As a teacher, you have many roles to fall into on a daily basis. You are an educator, mentor, role model, babysitter, therapist, nurse, security guard, and a figurehead. You have to take on mental health in your students, make sure they have the resources they need, make sure they’re learning, and also watch for signs of abuse, hunger, neglect, and the like. In short, a teacher has the responsibility of 10-30 kids on a daily basis. You are a caretaker, and an educator. That is no small feat. Therefore, among all teaching injuries, work-induced stress is the most common one out there. You often face overcrowded classrooms, underfunded materials, a lack of support on part of administrators, and frustrated kids.
Teaching is not easy
In short, there’s nothing easy about being a teacher. From the beginning of your day, to the very end— you take on a number of different roles, all of which can be extremely stressful. Teaching injuries can be physical, mental, or emotional— and each one is quite difficult to face. We commend our educators, and encourage them to take a moment here and there for themselves.
Accidents are bound to happen in the workplace. However, if there is anything we can do as managers, business owners, or shift leaders— it is to reduce those incidents. Ultimately, accident prevention begins with workplace safety, and accountability. So, what can we do encourage these things amongst our employees?
Accountability in Workplace Safety: Avoiding Injuries
Start with proper training
The most important step in inspiring accountability in your employees, is to give them the tools to do so beforehand. When you bring on new hires, make sure they are receiving proper workplace safety training. Furthermore, use it as an opportunity to refresh your current employees on what it means to be safe.
Ask for their opinion
No one knows what’s happening on the floor better than the people who spend their day-to-day lives there.
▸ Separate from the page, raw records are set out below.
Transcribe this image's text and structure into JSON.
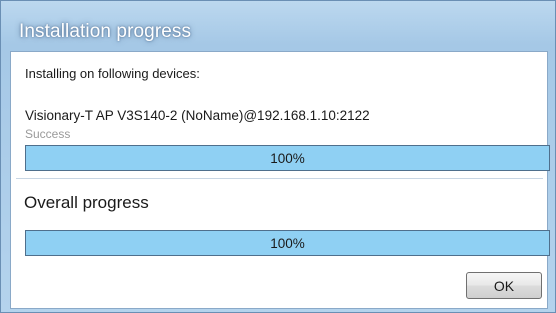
{
  "window": {
    "title": "Installation progress"
  },
  "devices_label": "Installing on following devices:",
  "device": {
    "name": "Visionary-T AP V3S140-2 (NoName)@192.168.1.10:2122",
    "status": "Success",
    "progress_text": "100%",
    "progress_fraction": 1.0
  },
  "overall": {
    "label": "Overall progress",
    "progress_text": "100%",
    "progress_fraction": 1.0
  },
  "buttons": {
    "ok_label": "OK"
  },
  "colors": {
    "titlebar": "#a5c8e6",
    "progress_fill": "#8fd0f3",
    "progress_border": "#4f6f8c",
    "status_text": "#9a9a9a"
  }
}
So, ask for their help in deciding what safety protocols are necessary, unnecessary, and also what might be missing in terms of safety protocol. When they have a hand in implementing changes, they will feel more accountability in terms of honoring them. Every employee needs to feel valued in order to value their work. So, use your employees point of view as a means of giving them that feeling, and also as a means of bettering the workplace. By doing so, you’ll improve your employee’s accountability.
Address poor performance in a non-aggressive way
Don’t call one person out for doing something wrong, as this can hinder accountability and alienate your employees. Chances are, if one person is using poor protocol— they aren’t the only one. Use these instances of poor performance as a means of addressing the whole group. Don’t call one person out for handling boxes poorly. Instead, host a meeting where you review what is going wrong— and urge your employees to self-correct. Start here, and move forward as necessary in terms of addressing the issue.
Incentivize proper protocol and milestones
Let’s face it: we care about our employees and want them to be healthy and safe. However, we can’t deny the appeal of meeting a safety milestone. 90 days accident-free means healthy employees, and fewer costly claims. So, every 90 days without an accident— consider hosting a breakfast, a happy hour, or letting everyone head home an hourly early for the day. There are small ways to encourage accountability in your employees, and giving them something to look forward to is a great way to do that.